Aim of the exercise
With pictures omitted, the line containing "What data populates" and all later lines of the records below are to be restated word for word.

Data for processing
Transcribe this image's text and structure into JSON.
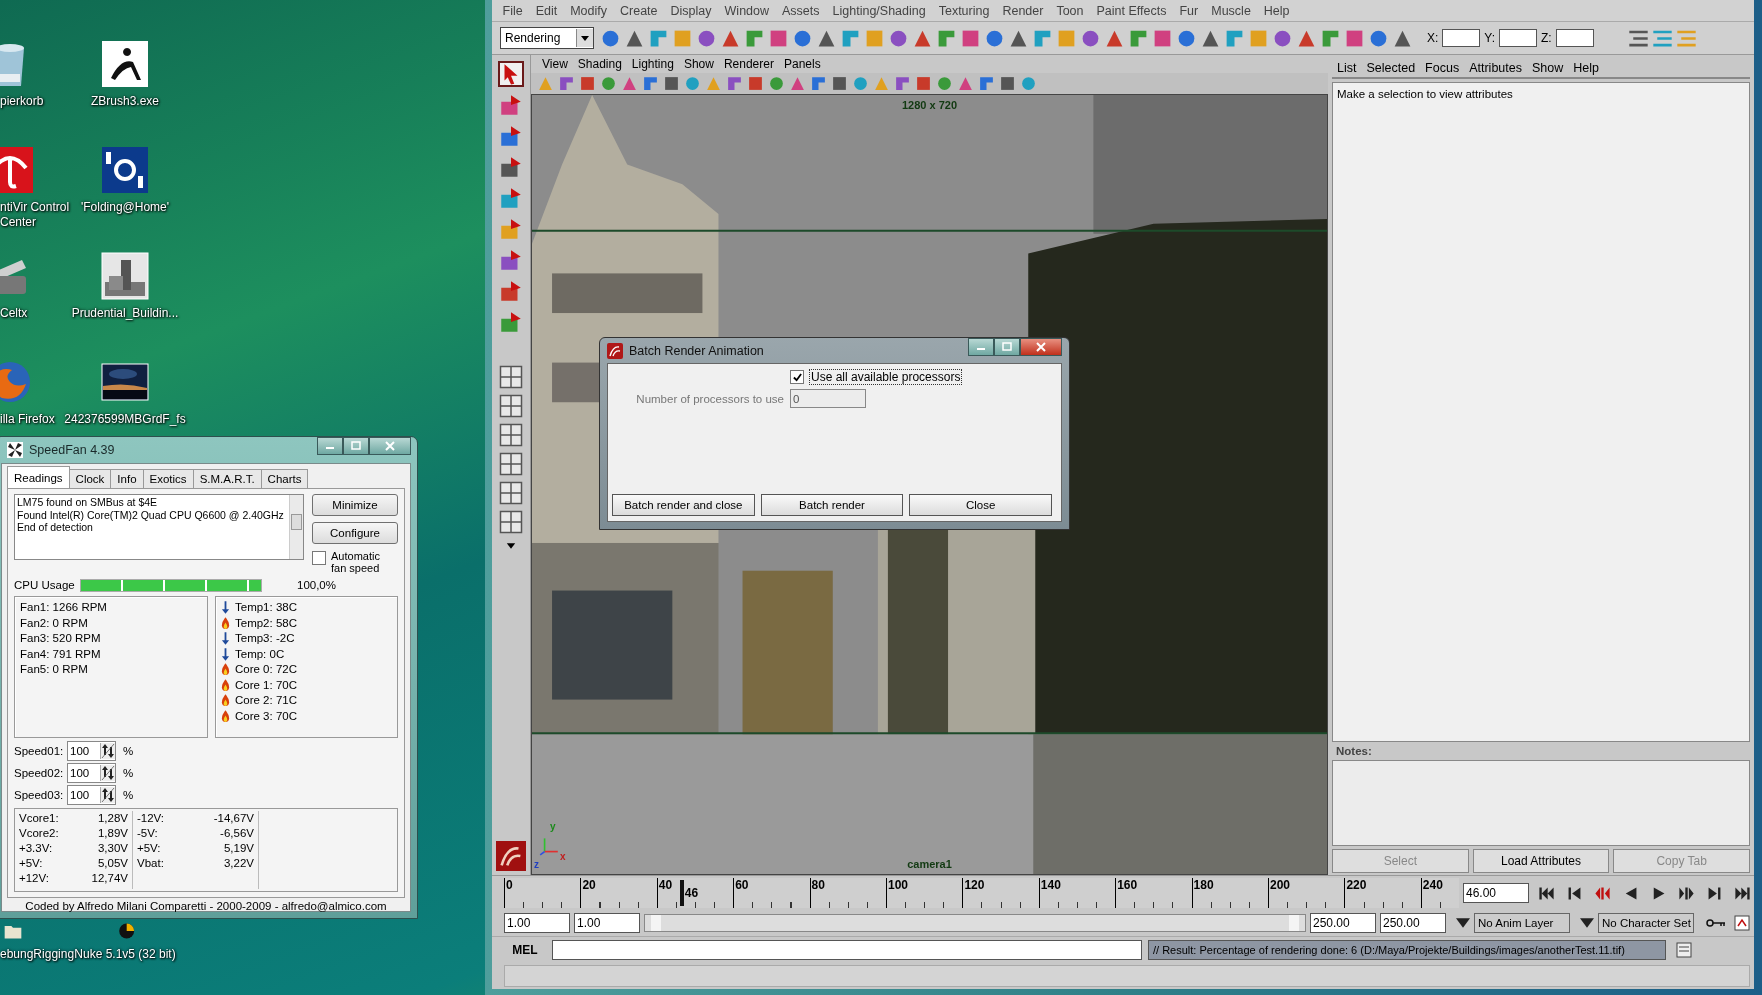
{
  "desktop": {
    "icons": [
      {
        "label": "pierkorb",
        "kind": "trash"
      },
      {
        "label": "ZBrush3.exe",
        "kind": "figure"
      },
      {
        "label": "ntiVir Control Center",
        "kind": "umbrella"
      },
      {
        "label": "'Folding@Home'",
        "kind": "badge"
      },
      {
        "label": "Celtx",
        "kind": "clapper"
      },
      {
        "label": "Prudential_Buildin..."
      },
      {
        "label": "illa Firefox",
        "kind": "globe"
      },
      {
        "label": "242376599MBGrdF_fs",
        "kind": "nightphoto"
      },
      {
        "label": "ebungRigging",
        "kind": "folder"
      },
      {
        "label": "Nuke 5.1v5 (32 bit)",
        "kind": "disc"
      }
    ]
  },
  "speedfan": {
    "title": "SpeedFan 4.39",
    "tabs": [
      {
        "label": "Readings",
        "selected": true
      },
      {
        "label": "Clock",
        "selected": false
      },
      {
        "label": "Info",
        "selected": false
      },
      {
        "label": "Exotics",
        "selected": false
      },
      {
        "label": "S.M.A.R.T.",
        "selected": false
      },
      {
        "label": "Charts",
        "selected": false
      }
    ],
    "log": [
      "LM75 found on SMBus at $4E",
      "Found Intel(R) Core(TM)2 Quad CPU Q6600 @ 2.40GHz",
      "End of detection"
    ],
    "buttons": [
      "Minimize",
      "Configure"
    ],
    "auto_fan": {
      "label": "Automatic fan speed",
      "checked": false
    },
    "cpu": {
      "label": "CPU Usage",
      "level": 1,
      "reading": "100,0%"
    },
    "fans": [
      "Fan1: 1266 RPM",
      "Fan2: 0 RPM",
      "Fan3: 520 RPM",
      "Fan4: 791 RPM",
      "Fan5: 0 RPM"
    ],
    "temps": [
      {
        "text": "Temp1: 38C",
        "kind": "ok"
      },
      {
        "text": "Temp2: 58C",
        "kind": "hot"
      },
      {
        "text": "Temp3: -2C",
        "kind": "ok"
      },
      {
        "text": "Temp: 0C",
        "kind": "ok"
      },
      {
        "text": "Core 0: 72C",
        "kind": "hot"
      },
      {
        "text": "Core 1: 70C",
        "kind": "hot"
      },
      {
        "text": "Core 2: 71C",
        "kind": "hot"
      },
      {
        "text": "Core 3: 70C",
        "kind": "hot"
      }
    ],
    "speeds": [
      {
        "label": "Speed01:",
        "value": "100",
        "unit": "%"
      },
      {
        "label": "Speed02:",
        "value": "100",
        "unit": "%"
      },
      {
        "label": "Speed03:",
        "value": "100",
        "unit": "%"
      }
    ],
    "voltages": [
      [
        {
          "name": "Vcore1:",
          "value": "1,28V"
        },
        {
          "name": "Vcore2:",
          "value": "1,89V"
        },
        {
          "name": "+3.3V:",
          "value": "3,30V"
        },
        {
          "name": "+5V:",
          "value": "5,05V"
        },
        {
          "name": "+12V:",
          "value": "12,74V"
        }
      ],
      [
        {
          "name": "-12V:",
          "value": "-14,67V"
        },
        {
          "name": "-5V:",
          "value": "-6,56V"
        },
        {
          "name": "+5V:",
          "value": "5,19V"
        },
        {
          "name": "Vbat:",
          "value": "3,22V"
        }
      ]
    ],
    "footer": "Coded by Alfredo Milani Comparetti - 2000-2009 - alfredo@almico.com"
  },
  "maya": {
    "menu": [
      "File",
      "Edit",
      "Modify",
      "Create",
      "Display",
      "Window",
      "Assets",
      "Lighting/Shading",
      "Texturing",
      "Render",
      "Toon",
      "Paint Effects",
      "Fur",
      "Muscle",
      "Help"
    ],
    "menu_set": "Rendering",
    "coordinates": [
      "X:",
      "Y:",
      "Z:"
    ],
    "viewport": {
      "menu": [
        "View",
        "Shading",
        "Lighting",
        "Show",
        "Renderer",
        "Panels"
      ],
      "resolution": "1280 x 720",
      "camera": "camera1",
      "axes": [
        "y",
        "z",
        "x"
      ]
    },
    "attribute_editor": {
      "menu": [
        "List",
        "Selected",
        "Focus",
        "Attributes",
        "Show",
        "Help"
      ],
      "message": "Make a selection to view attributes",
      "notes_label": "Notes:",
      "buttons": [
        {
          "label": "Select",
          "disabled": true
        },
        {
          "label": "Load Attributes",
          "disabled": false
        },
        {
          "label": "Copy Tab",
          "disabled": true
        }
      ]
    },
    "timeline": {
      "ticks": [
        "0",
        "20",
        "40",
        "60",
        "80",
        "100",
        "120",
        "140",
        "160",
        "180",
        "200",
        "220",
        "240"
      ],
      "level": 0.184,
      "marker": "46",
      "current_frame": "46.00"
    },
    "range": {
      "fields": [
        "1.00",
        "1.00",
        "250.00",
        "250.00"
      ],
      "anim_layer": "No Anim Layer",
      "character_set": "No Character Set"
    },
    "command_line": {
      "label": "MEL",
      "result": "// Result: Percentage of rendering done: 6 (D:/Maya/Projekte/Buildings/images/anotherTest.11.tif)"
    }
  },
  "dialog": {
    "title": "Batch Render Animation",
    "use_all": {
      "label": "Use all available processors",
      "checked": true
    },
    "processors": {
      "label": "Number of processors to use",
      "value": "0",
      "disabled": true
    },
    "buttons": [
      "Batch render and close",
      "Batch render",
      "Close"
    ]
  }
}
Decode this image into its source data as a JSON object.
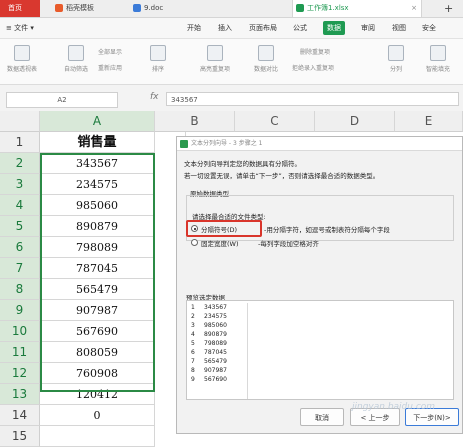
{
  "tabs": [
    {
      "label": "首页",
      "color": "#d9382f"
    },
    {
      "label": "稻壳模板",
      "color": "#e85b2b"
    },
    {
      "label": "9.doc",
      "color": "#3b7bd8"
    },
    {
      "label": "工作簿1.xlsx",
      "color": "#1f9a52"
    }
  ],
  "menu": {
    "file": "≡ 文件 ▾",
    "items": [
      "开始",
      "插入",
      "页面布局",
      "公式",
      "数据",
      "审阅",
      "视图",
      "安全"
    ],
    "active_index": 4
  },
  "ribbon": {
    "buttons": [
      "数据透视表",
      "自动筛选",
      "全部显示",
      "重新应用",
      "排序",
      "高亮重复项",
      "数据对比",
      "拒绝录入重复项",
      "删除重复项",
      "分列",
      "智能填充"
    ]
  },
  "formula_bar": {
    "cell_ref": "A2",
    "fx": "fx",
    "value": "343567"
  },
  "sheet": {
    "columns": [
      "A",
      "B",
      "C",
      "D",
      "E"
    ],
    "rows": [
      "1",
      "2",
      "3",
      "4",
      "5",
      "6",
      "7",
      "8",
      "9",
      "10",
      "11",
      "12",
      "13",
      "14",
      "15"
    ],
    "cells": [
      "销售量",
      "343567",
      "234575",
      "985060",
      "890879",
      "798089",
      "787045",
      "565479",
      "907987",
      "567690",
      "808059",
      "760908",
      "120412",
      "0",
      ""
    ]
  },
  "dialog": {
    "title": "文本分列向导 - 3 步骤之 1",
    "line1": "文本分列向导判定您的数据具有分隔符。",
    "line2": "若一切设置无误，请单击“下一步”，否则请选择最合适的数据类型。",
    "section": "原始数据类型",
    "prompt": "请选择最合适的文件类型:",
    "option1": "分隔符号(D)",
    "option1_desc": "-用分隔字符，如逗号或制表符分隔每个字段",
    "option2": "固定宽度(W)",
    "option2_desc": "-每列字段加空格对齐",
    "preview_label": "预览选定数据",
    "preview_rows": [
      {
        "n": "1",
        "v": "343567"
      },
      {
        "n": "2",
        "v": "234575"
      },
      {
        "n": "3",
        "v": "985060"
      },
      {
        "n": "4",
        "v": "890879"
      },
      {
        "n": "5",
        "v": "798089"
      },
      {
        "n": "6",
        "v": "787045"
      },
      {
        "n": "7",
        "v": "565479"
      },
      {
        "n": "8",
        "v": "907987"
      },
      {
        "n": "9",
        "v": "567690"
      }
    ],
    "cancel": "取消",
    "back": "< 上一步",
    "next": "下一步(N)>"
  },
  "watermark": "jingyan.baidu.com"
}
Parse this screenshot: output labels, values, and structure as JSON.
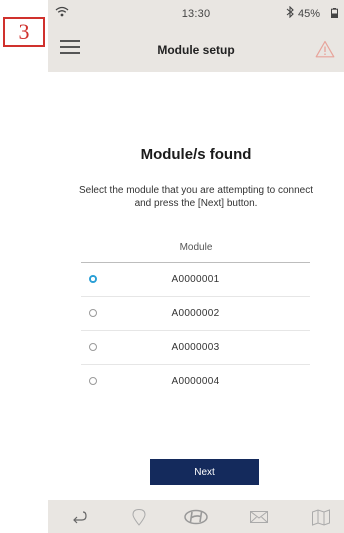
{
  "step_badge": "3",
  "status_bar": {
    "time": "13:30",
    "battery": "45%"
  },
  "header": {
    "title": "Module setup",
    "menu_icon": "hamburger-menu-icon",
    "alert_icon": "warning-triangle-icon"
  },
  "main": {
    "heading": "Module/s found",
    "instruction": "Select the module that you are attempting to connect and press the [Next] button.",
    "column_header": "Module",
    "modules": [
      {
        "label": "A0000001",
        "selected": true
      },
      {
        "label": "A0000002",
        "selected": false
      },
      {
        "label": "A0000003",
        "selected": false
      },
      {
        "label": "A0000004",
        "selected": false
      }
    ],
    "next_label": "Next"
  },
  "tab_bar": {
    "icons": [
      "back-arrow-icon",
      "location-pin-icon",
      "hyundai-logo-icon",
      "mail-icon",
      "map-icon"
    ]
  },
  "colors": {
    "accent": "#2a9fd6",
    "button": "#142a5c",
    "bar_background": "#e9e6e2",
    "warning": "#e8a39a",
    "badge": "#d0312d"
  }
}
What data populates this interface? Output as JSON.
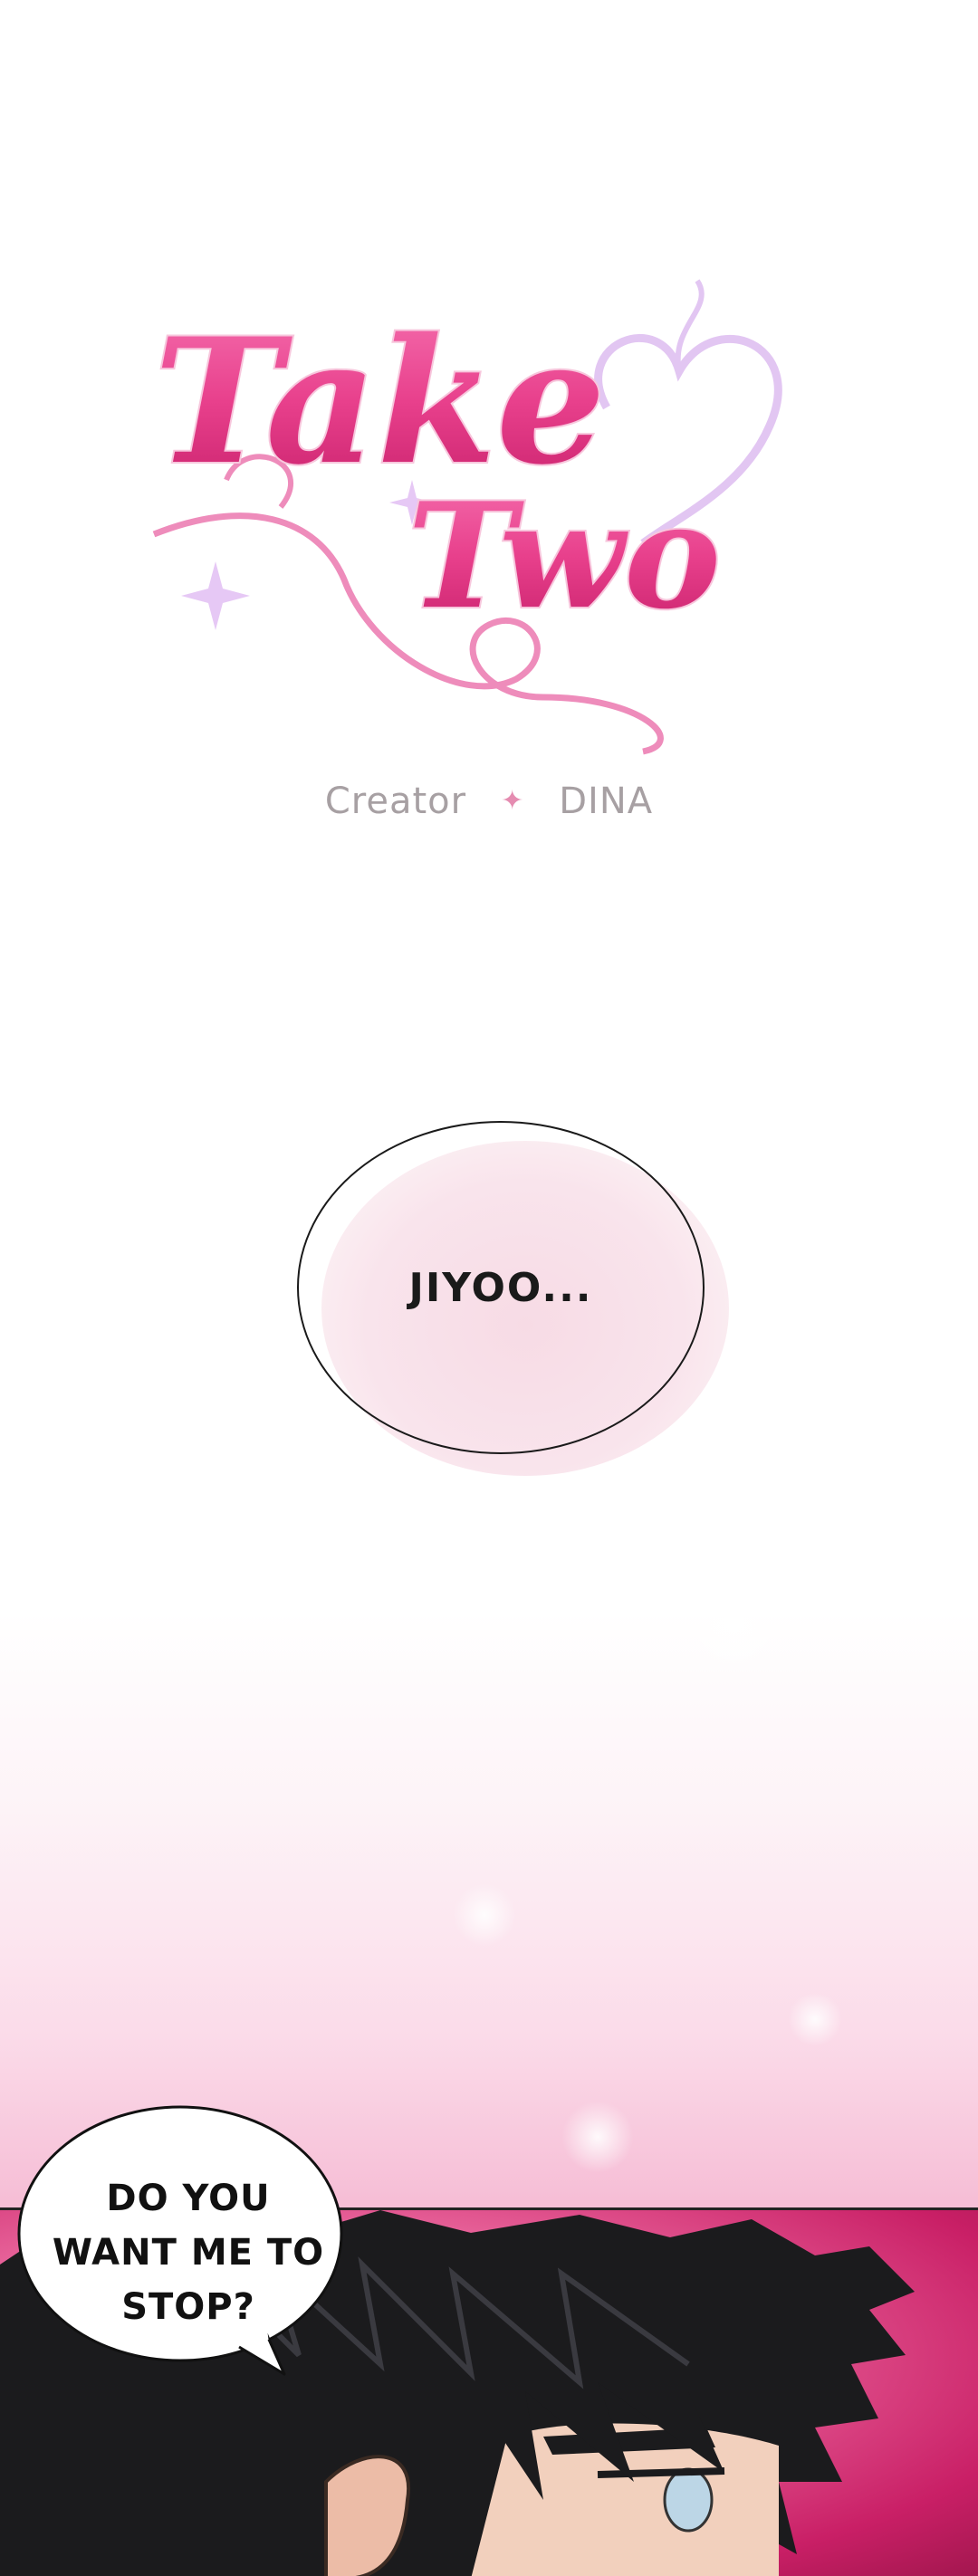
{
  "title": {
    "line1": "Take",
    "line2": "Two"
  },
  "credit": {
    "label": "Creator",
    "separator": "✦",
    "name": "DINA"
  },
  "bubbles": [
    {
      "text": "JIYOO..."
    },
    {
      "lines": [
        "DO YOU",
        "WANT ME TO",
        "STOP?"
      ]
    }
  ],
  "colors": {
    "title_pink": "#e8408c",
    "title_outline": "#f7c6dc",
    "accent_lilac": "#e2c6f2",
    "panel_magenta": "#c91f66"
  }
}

Answer box
What data populates this interface? Output as JSON.
{
  "title": {
    "line1": "Take",
    "line2": "Two"
  },
  "credit": {
    "label": "Creator",
    "separator": "✦",
    "name": "DINA"
  },
  "bubbles": [
    {
      "text": "JIYOO..."
    },
    {
      "lines": [
        "DO YOU",
        "WANT ME TO",
        "STOP?"
      ]
    }
  ],
  "colors": {
    "title_pink": "#e8408c",
    "title_outline": "#f7c6dc",
    "accent_lilac": "#e2c6f2",
    "panel_magenta": "#c91f66"
  }
}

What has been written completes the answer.